Just got something awesome in the mail! :D
Well, not really. I actually got it last Thursday but it took me all weekend to set it up just how I like it. Will be posting something of a review about it later, as well as sketches and doodles. (Maybe even s video…)
Edit: Man, I know it’s cool to hate Windows 8 cuz’s it’s what all the cool kids on the internet are doing, but I legitimately enjoy it. A lot. 8 was “ehh.” I’ll give you that. But 8.1 is great. I’ve used Windows 7 since it came out, and now with both 8.1 on my desktop and this little guy here, maaaan it’s hard to look back. It’s fantastic how well they work together. Stuff just works now, unlike before where things would work if I tinkered with it long enough. Plus, on the Cintiq, Windows 8 makes using it as a touchscreen tablet completely painless. Windows 7’s touch and tablet services were awful. (I had extensive first hand experience how terrible it was on my X201T convertible a few years back.) On Windows 8, I can use the on-screen keyboard better than any other touch-screen device I’ve ever used, including the iPad. (I can type at near full speed with few errors.) It’s that much of an improvement. It even communicates properly with Wacom drivers, finally! For once! I don’t have to disable the Windows tablet functions just to get the computer to not bug-out. Use 8.1 for any extended amount of time (I’m talking months, not days or weeks,) and it grows on you in a way that you can’t go back to 7, even on a desktop surprisingly.
—- EEEH I shouldn’t be ranting in this post, not yet.
Have you seen Kurzgesagt?
If not, I highly suggest watching the three videos I’ve linked above to see who they are for yourself. These three videos in particular are a very good, easy to understand explanation of the theoretical beginning of time all the way to the very end of it.
I’ve been subscribed to Kuzgesagt’s YouTube channel every since they put up their first couple videos, and I’m always intrigued to see what they put up next. The combination of fantastic writing, great voice over, clean and attractive graphic design, and incredible in-house accompanying music makes them one of my favorite up-and-coming channels. I highly recommend checking them out, they deserve the attention!
[I couldn’t help but give them a good feature just now.]

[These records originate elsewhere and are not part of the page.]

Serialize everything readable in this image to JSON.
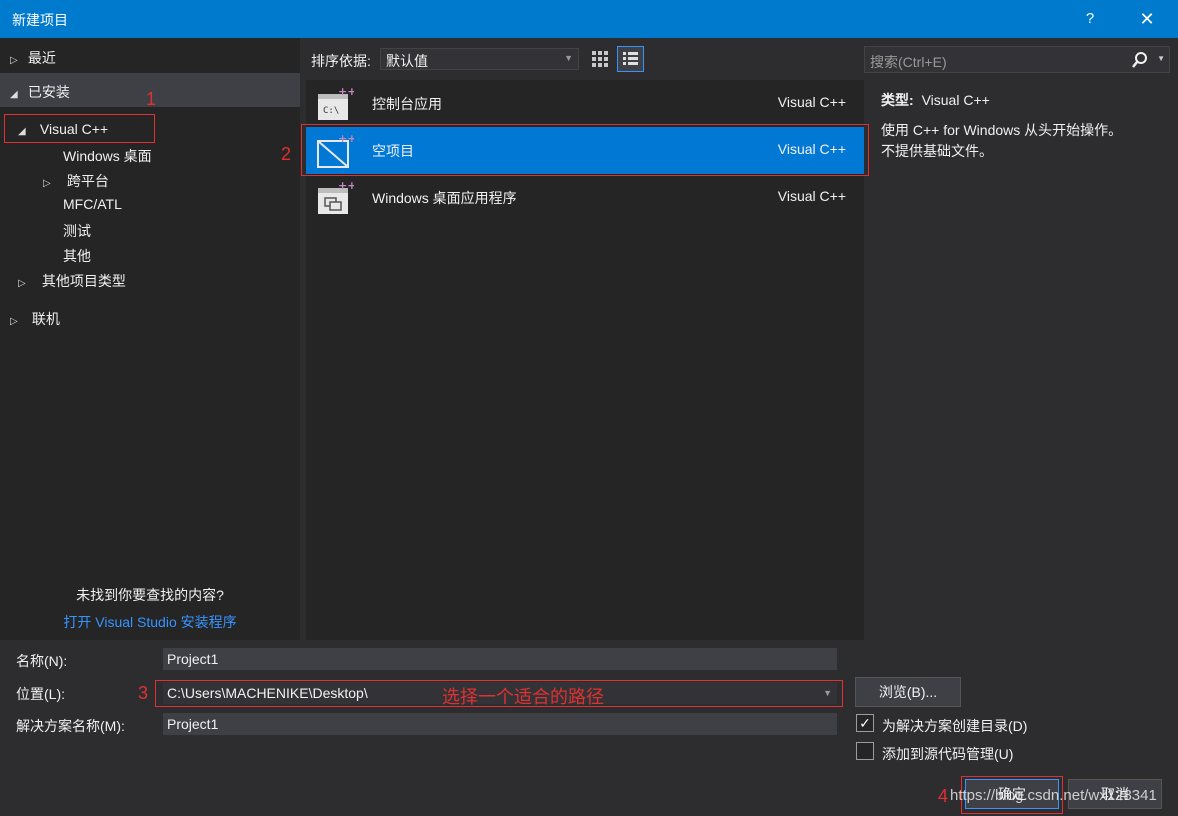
{
  "window": {
    "title": "新建项目",
    "help": "?",
    "close": "✕"
  },
  "left": {
    "recent": "最近",
    "installed": "已安装",
    "visual_cpp": "Visual C++",
    "children": [
      "Windows 桌面",
      "跨平台",
      "MFC/ATL",
      "测试",
      "其他"
    ],
    "other_types": "其他项目类型",
    "online": "联机",
    "not_found": "未找到你要查找的内容?",
    "open_installer": "打开 Visual Studio 安装程序"
  },
  "sort": {
    "label": "排序依据:",
    "value": "默认值"
  },
  "templates": [
    {
      "name": "控制台应用",
      "lang": "Visual C++",
      "icon": "console-app-icon",
      "selected": false
    },
    {
      "name": "空项目",
      "lang": "Visual C++",
      "icon": "empty-project-icon",
      "selected": true
    },
    {
      "name": "Windows 桌面应用程序",
      "lang": "Visual C++",
      "icon": "windows-desktop-app-icon",
      "selected": false
    }
  ],
  "search": {
    "placeholder": "搜索(Ctrl+E)"
  },
  "details": {
    "type_label": "类型:",
    "type_value": "Visual C++",
    "desc_line1": "使用 C++ for Windows 从头开始操作。",
    "desc_line2": "不提供基础文件。"
  },
  "form": {
    "name_label": "名称(N):",
    "name_value": "Project1",
    "location_label": "位置(L):",
    "location_value": "C:\\Users\\MACHENIKE\\Desktop\\",
    "solution_label": "解决方案名称(M):",
    "solution_value": "Project1",
    "browse": "浏览(B)...",
    "create_dir": "为解决方案创建目录(D)",
    "create_dir_checked": true,
    "add_scm": "添加到源代码管理(U)",
    "add_scm_checked": false,
    "ok": "确定",
    "cancel": "取消"
  },
  "annotations": {
    "n1": "1",
    "n2": "2",
    "n3": "3",
    "n4": "4",
    "hint": "选择一个适合的路径",
    "watermark": "https://blog.csdn.net/wx128341"
  },
  "colors": {
    "accent": "#007acc",
    "selected": "#0078d4",
    "annotation": "#e03030",
    "link": "#3794ff"
  }
}
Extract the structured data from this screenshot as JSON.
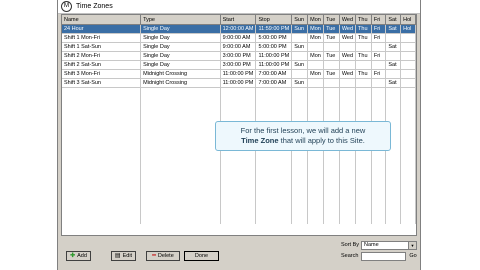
{
  "window": {
    "title": "Time Zones",
    "app_icon": "M"
  },
  "table": {
    "columns": [
      "Name",
      "Type",
      "Start",
      "Stop",
      "Sun",
      "Mon",
      "Tue",
      "Wed",
      "Thu",
      "Fri",
      "Sat",
      "Hol"
    ],
    "rows": [
      [
        "24 Hour",
        "Single Day",
        "12:00:00 AM",
        "11:59:00 PM",
        "Sun",
        "Mon",
        "Tue",
        "Wed",
        "Thu",
        "Fri",
        "Sat",
        "Hol"
      ],
      [
        "Shift 1 Mon-Fri",
        "Single Day",
        "9:00:00 AM",
        "5:00:00 PM",
        "",
        "Mon",
        "Tue",
        "Wed",
        "Thu",
        "Fri",
        "",
        ""
      ],
      [
        "Shift 1 Sat-Sun",
        "Single Day",
        "9:00:00 AM",
        "5:00:00 PM",
        "Sun",
        "",
        "",
        "",
        "",
        "",
        "Sat",
        ""
      ],
      [
        "Shift 2 Mon-Fri",
        "Single Day",
        "3:00:00 PM",
        "11:00:00 PM",
        "",
        "Mon",
        "Tue",
        "Wed",
        "Thu",
        "Fri",
        "",
        ""
      ],
      [
        "Shift 2 Sat-Sun",
        "Single Day",
        "3:00:00 PM",
        "11:00:00 PM",
        "Sun",
        "",
        "",
        "",
        "",
        "",
        "Sat",
        ""
      ],
      [
        "Shift 3 Mon-Fri",
        "Midnight Crossing",
        "11:00:00 PM",
        "7:00:00 AM",
        "",
        "Mon",
        "Tue",
        "Wed",
        "Thu",
        "Fri",
        "",
        ""
      ],
      [
        "Shift 3 Sat-Sun",
        "Midnight Crossing",
        "11:00:00 PM",
        "7:00:00 AM",
        "Sun",
        "",
        "",
        "",
        "",
        "",
        "Sat",
        ""
      ]
    ],
    "selected_row": 0
  },
  "tooltip": {
    "line1": "For the first lesson, we will add a new",
    "bold": "Time Zone",
    "line2_rest": " that will apply to this Site."
  },
  "buttons": {
    "add": "Add",
    "edit": "Edit",
    "delete": "Delete",
    "done": "Done"
  },
  "sort": {
    "label": "Sort By",
    "value": "Name"
  },
  "search": {
    "label": "Search",
    "value": "",
    "go": "Go"
  },
  "icons": {
    "add": "plus-icon",
    "edit": "edit-icon",
    "delete": "minus-icon"
  },
  "colors": {
    "selection": "#3a6ea5",
    "add_icon": "#2e9a2e",
    "delete_icon": "#c62828"
  }
}
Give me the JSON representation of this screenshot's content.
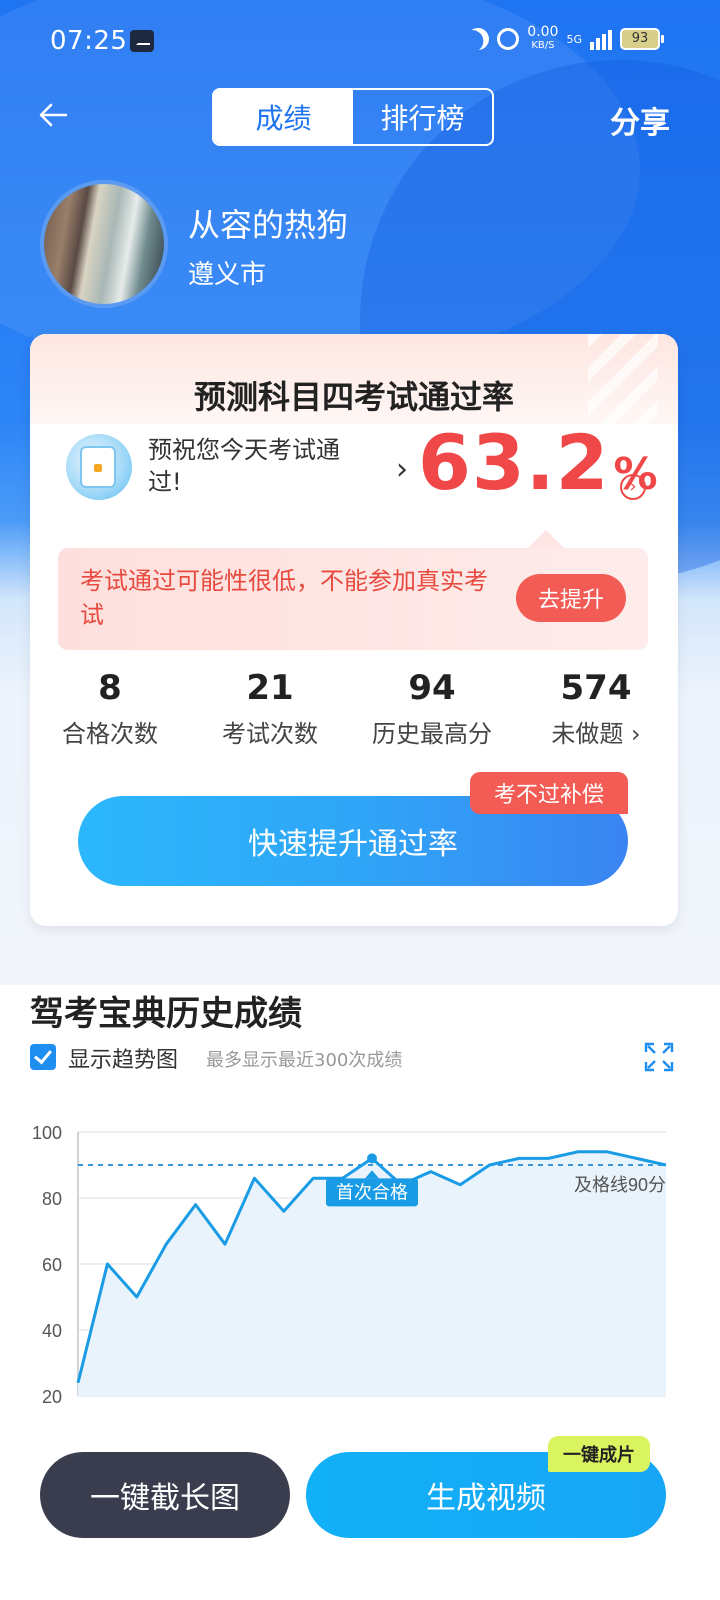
{
  "status_bar": {
    "time": "07:25",
    "net_speed": "0.00",
    "net_unit": "KB/S",
    "network": "5G",
    "battery": "93"
  },
  "nav": {
    "back_icon": "arrow-left-icon",
    "tabs": [
      {
        "label": "成绩",
        "active": true
      },
      {
        "label": "排行榜",
        "active": false
      }
    ],
    "share_label": "分享"
  },
  "profile": {
    "name": "从容的热狗",
    "city": "遵义市"
  },
  "prediction": {
    "title": "预测科目四考试通过率",
    "wish_text": "预祝您今天考试通过!",
    "pass_rate": "63.2",
    "pass_rate_unit": "%",
    "warning": "考试通过可能性很低，不能参加真实考试",
    "improve_label": "去提升"
  },
  "stats": [
    {
      "value": "8",
      "label": "合格次数"
    },
    {
      "value": "21",
      "label": "考试次数"
    },
    {
      "value": "94",
      "label": "历史最高分"
    },
    {
      "value": "574",
      "label": "未做题"
    }
  ],
  "boost": {
    "badge": "考不过补偿",
    "label": "快速提升通过率"
  },
  "history": {
    "title": "驾考宝典历史成绩",
    "trend_label": "显示趋势图",
    "trend_checked": true,
    "hint": "最多显示最近300次成绩"
  },
  "chart_data": {
    "type": "area",
    "ylim": [
      20,
      100
    ],
    "yticks": [
      "100",
      "80",
      "60",
      "40",
      "20"
    ],
    "values": [
      24,
      60,
      50,
      66,
      78,
      66,
      86,
      76,
      86,
      86,
      92,
      84,
      88,
      84,
      90,
      92,
      92,
      94,
      94,
      92,
      90
    ],
    "pass_line": 90,
    "pass_line_label": "及格线90分",
    "first_pass_index": 10,
    "first_pass_label": "首次合格",
    "grid": true,
    "line_color": "#1a9be6",
    "fill_color": "#e7f2fb"
  },
  "actions": {
    "screenshot_label": "一键截长图",
    "video_label": "生成视频",
    "video_tag": "一键成片"
  },
  "colors": {
    "primary_blue": "#1f74f2",
    "accent_red": "#f04848"
  }
}
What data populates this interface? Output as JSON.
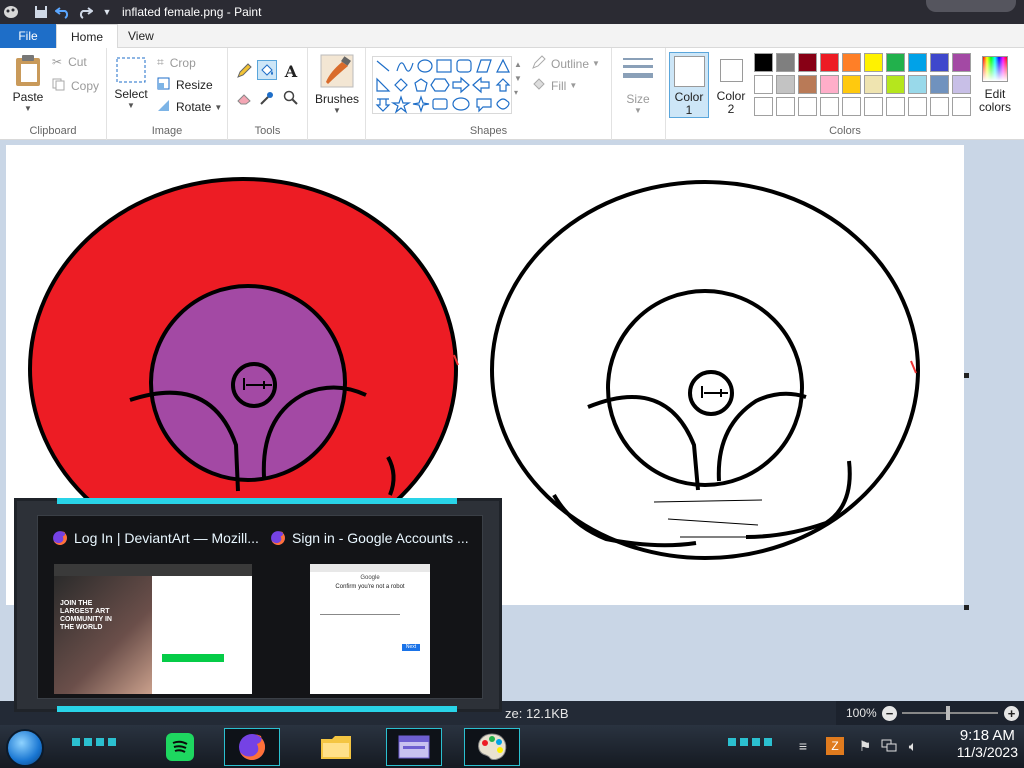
{
  "window": {
    "title": "inflated female.png - Paint"
  },
  "tabs": {
    "file": "File",
    "home": "Home",
    "view": "View"
  },
  "clipboard": {
    "paste": "Paste",
    "cut": "Cut",
    "copy": "Copy",
    "label": "Clipboard"
  },
  "image": {
    "select": "Select",
    "crop": "Crop",
    "resize": "Resize",
    "rotate": "Rotate",
    "label": "Image"
  },
  "tools": {
    "label": "Tools"
  },
  "brushes": {
    "label": "Brushes"
  },
  "shapes": {
    "outline": "Outline",
    "fill": "Fill",
    "label": "Shapes"
  },
  "size": {
    "label": "Size"
  },
  "colors": {
    "color1": "Color",
    "color1_num": "1",
    "color2": "Color",
    "color2_num": "2",
    "edit1": "Edit",
    "edit2": "colors",
    "label": "Colors",
    "palette": [
      "#000000",
      "#7f7f7f",
      "#880015",
      "#ed1c24",
      "#ff7f27",
      "#fff200",
      "#22b14c",
      "#00a2e8",
      "#3f48cc",
      "#a349a4",
      "#ffffff",
      "#c3c3c3",
      "#b97a57",
      "#ffaec9",
      "#ffc90e",
      "#efe4b0",
      "#b5e61d",
      "#99d9ea",
      "#7092be",
      "#c8bfe7",
      "#ffffff",
      "#ffffff",
      "#ffffff",
      "#ffffff",
      "#ffffff",
      "#ffffff",
      "#ffffff",
      "#ffffff",
      "#ffffff",
      "#ffffff"
    ]
  },
  "status": {
    "file_size": "ze: 12.1KB",
    "zoom": "100%"
  },
  "popup": {
    "item1": {
      "title": "Log In | DeviantArt — Mozill...",
      "headline": "JOIN THE LARGEST ART COMMUNITY IN THE WORLD"
    },
    "item2": {
      "title": "Sign in - Google Accounts ...",
      "heading": "Google",
      "subheading": "Confirm you're not a robot",
      "next": "Next"
    }
  },
  "clock": {
    "time": "9:18 AM",
    "date": "11/3/2023"
  }
}
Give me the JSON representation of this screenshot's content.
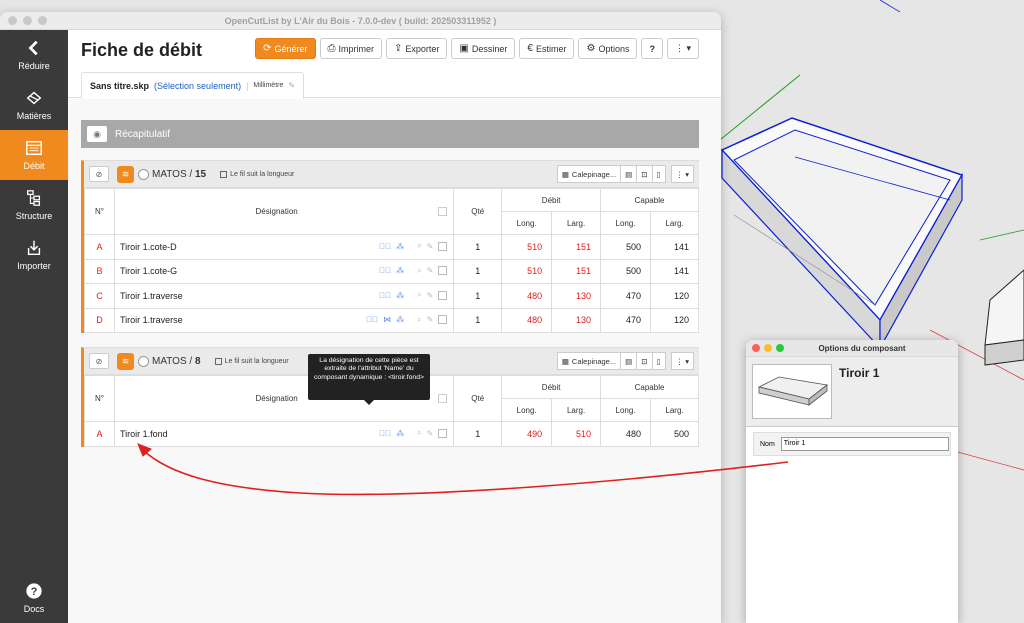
{
  "app": {
    "window_title": "OpenCutList by L'Air du Bois - 7.0.0-dev ( build: 202503311952 )",
    "page_title": "Fiche de débit",
    "accent_color": "#f08a1e"
  },
  "sidebar": {
    "items": [
      {
        "label": "Réduire",
        "icon": "chevron-left-icon"
      },
      {
        "label": "Matières",
        "icon": "materials-icon"
      },
      {
        "label": "Débit",
        "icon": "cutlist-icon",
        "active": true
      },
      {
        "label": "Structure",
        "icon": "structure-icon"
      },
      {
        "label": "Importer",
        "icon": "import-icon"
      }
    ],
    "docs_label": "Docs"
  },
  "toolbar": {
    "generate": "Générer",
    "print": "Imprimer",
    "export": "Exporter",
    "draw": "Dessiner",
    "estimate": "Estimer",
    "options": "Options",
    "help": "?",
    "more": "⋮ ▾"
  },
  "file_tab": {
    "filename": "Sans titre.skp",
    "selection": "(Sélection seulement)",
    "unit": "Millimètre"
  },
  "summary": {
    "label": "Récapitulatif"
  },
  "columns": {
    "number": "N°",
    "designation": "Désignation",
    "qty": "Qté",
    "cut": "Débit",
    "capable": "Capable",
    "length": "Long.",
    "width": "Larg."
  },
  "groups": [
    {
      "material": "MATOS",
      "thickness": "15",
      "grain": "Le fil suit la longueur",
      "calepinage": "Calepinage...",
      "rows": [
        {
          "letter": "A",
          "name": "Tiroir 1.cote-D",
          "qty": "1",
          "cut_length": "510",
          "cut_width": "151",
          "length": "500",
          "width": "141"
        },
        {
          "letter": "B",
          "name": "Tiroir 1.cote-G",
          "qty": "1",
          "cut_length": "510",
          "cut_width": "151",
          "length": "500",
          "width": "141"
        },
        {
          "letter": "C",
          "name": "Tiroir 1.traverse",
          "qty": "1",
          "cut_length": "480",
          "cut_width": "130",
          "length": "470",
          "width": "120"
        },
        {
          "letter": "D",
          "name": "Tiroir 1.traverse",
          "qty": "1",
          "cut_length": "480",
          "cut_width": "130",
          "length": "470",
          "width": "120"
        }
      ]
    },
    {
      "material": "MATOS",
      "thickness": "8",
      "grain": "Le fil suit la longueur",
      "calepinage": "Calepinage...",
      "rows": [
        {
          "letter": "A",
          "name": "Tiroir 1.fond",
          "qty": "1",
          "cut_length": "490",
          "cut_width": "510",
          "length": "480",
          "width": "500"
        }
      ]
    }
  ],
  "tooltip": {
    "text": "La désignation de cette pièce est extraite de l'attribut 'Name' du composant dynamique : <tiroir.fond>"
  },
  "options_window": {
    "title": "Options du composant",
    "component_name": "Tiroir 1",
    "field_label": "Nom",
    "field_value": "Tiroir 1"
  }
}
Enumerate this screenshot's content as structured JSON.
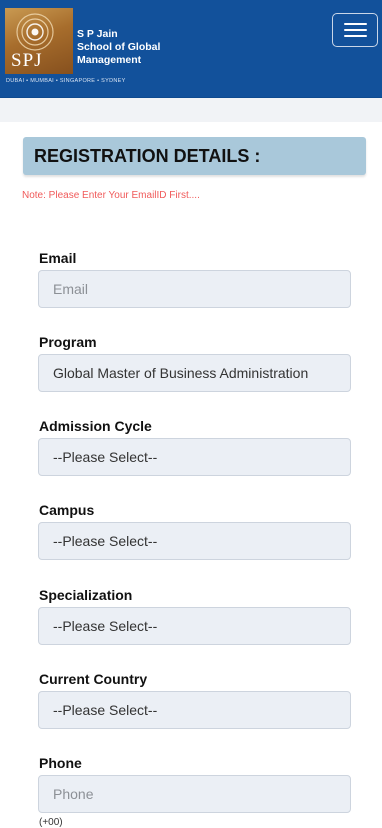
{
  "header": {
    "logo_monogram": "SPJ",
    "logo_line1": "S P Jain",
    "logo_line2": "School of Global",
    "logo_line3": "Management",
    "logo_cities": "DUBAI • MUMBAI • SINGAPORE • SYDNEY",
    "menu_icon": "hamburger-icon",
    "brand_color": "#12519b"
  },
  "section": {
    "title": "REGISTRATION DETAILS :",
    "title_bg": "#a9c8da",
    "note": "Note: Please Enter Your EmailID First....",
    "note_color": "#f05a5a"
  },
  "fields": {
    "email": {
      "label": "Email",
      "placeholder": "Email",
      "value": ""
    },
    "program": {
      "label": "Program",
      "value": "Global Master of Business Administration"
    },
    "admission_cycle": {
      "label": "Admission Cycle",
      "value": "--Please Select--"
    },
    "campus": {
      "label": "Campus",
      "value": "--Please Select--"
    },
    "specialization": {
      "label": "Specialization",
      "value": "--Please Select--"
    },
    "current_country": {
      "label": "Current Country",
      "value": "--Please Select--"
    },
    "phone": {
      "label": "Phone",
      "placeholder": "Phone",
      "value": ""
    }
  },
  "below_fold": {
    "partial_text": "(+00)"
  }
}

Updated opinions on some of the popular drawing/art/imaging apps on the market today. Sorry for the lack of updates lately, my new job and skillshare have been demanding of my time!
Description from DA:
NOTE: These star ratings are pit only against each other relatively, not every app on the market!
NOTE 2: My opinions on COREL PAINTER are NOT based on the latest version, X3, which I have not used yet.
I keep seeing lots of debates about what program should be used for what. This is different than the Filetype tutorial I did, where this is dealing with the type of work being done, versus export purpose.
I’m not claiming this chart I made is gospel, but it should give a pretty good idea on what the strengths are of each particular program are based on some basic needs and parameters.
(Of course, your mileage may vary on these ratings.)
"Why does Photoshop rate so highly on Vector?"
Even though Photoshop displays all imagery as pixels, it can IMPORT and EXPORT vector shapes and graphics to a variety of vector file formats including .AI just like Illustrator can. This is very important. Other apps like SAI and Manga Studio are great for drawing with the benefits of vector, but it’s implementation is really for stroked line work ONLY. Their vector layers cannot be exported as vector file formats NOR can they be opened in other programs. It’s not TRUE vector — just a live raster stroke.